The Louisiana Legislature is not exactly covering itself in glory. Key committees or full legislative branches raise taxes without enough votes to raise taxes, pass a budget that provides no budget for key hospitals, reach a Common Core “compromise” that likely will never compromise the reign of Common Core and fail to bag the practice of having state government serve as “bag-man” for unions.


On taxes, set aside the policy question of whether ending some tax “exemptions” is good policy (it is) or whether the constitutional requirement for a two-thirds vote to raise taxes is wise (it’s debatable). The fact is that the state constitution does so require. Nonetheless, the House deemed itself to have passed four bills reducing exemptions despite not securing a two-thirds vote.

Legislative leaders pretend to be following a 1993 attorney general’s opinion when they claim that only a simple majority was needed to reduce the exemptions. They don’t read very well. That opinion actually says the constitution has “a two-thirds vote requirement contained in Article 7, Section 2 pertaining to the repeal of an existing tax exemption.” That’s clear.

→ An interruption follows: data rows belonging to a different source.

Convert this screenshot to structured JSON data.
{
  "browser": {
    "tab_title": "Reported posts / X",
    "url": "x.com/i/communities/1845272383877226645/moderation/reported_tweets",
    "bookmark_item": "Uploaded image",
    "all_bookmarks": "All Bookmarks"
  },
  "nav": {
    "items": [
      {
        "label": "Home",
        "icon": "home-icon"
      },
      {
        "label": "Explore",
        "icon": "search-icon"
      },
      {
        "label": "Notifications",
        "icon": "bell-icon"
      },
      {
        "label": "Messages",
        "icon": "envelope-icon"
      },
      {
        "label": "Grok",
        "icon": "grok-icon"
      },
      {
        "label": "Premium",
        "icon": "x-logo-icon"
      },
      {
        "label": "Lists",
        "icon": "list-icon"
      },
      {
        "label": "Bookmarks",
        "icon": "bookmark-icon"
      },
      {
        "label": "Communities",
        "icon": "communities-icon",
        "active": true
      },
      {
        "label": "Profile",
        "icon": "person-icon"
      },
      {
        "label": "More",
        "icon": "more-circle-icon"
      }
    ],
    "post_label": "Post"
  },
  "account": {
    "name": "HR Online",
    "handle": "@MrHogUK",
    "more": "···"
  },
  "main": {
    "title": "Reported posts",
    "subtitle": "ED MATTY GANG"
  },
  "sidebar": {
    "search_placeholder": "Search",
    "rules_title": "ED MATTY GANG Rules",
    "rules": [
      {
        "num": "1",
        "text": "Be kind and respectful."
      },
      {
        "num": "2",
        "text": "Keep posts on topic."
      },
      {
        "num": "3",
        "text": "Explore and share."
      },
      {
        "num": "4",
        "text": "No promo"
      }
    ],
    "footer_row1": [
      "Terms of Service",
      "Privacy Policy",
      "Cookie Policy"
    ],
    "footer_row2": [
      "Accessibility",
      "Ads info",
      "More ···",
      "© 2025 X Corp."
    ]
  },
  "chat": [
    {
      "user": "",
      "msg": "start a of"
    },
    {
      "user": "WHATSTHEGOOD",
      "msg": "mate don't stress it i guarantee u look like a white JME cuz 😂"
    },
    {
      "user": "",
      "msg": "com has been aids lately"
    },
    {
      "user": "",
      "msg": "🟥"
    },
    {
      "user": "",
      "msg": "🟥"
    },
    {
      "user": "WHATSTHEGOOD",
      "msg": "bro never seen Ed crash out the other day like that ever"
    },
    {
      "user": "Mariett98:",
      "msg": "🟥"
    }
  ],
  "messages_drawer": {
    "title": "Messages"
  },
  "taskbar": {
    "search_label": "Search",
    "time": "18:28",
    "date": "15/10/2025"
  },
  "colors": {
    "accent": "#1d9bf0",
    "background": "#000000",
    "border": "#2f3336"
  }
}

The opinion does note that a mere “suspension” of an exemption can take place with a simple majority vote. But that’s not applicable: What the House did last week did not “suspend” exemptions but permanently ended parts of exemptions. Hint: To “suspend” is, by definition, to do something temporary. These bills are permanent. They were thus not constitutionally passed.

Moving on to health care. Up until last week, the operating assumption was that higher education would be cut by some amount and that it could absorb at least some cuts. The fight was not about whether to cut but just how little (preferably) or much to cut.

State hospitals, on the other hand, involve not small changes in tuition but (potentially) matters of life and death. Especially with contracts in hand with new private operators thereof, the basic hospital payments should be virtually sacrosanct.

Instead, the House Appropriations Committee fully funded (albeit with the aforementioned unconstitutional hocus pocus with taxes) higher education, but slashed an astonishing $190 million from health care, which really amounts to an unconscionable $500 million-plus, due to lost federal matching funds.

The committee can’t be serious.

Moving on to Common Core. Legislators are touting a “compromise” by which the state’s educational standards will be reviewed and possibly rewritten via a new, yearlong process that is admirably public and transparent. The transparency is quite welcome, and it alone makes the bill better than nothing.

But here’s the joker in the deck: The current Common Core standards are the default option. If either the Legislature’s education committees or the governor rejects the new standards developed through the public process — or if the commission charged with making the changes produces schlock by either incompetence or destructive design — then the whole process starts over and Common Core stays in effect for yet another year. And then maybe another, and another, and so on.

If so, not even Common Core math can obscure the resulting equation: The education establishment wins and parents lose.

Finally, moving on to the union issue. Right now, the state provides a service to unions that it provides to no other organization with even quasi-political aspects — namely, by offering automatic payroll deduction of workers’ union dues, which it duly remits to the unions. Unions in turn can (and do) send some of those dues to national parent unions that take highly political positions (which often happen to contradict the views of clear majorities of Louisianians).

There’s no good reason unions should get this special benefit. (As my Advocate colleague James Gill demonstrated, this conclusion isn’t merely an ideological sop to conservatives or big business. As he wrote, it’s simple common sense: “The state should not be doing favors to special interests with a legislative agenda.”)

Apparently, too few legislators could find the courage of their common sense: A bill to stop the bag-man practice was pulled from the House calendar just moments before debate was slated to begin. Apparently, even in a heavily Republican House, the votes weren’t there to pass it.

Well, dues may still be withheld, but judgment shouldn’t be: That’s pathetic.

New Orleans native Quin Hillyer is a contributing editor for National Review. You can follow him on Twitter, @QuinHillyer. His email address is, and he blogs at blogs.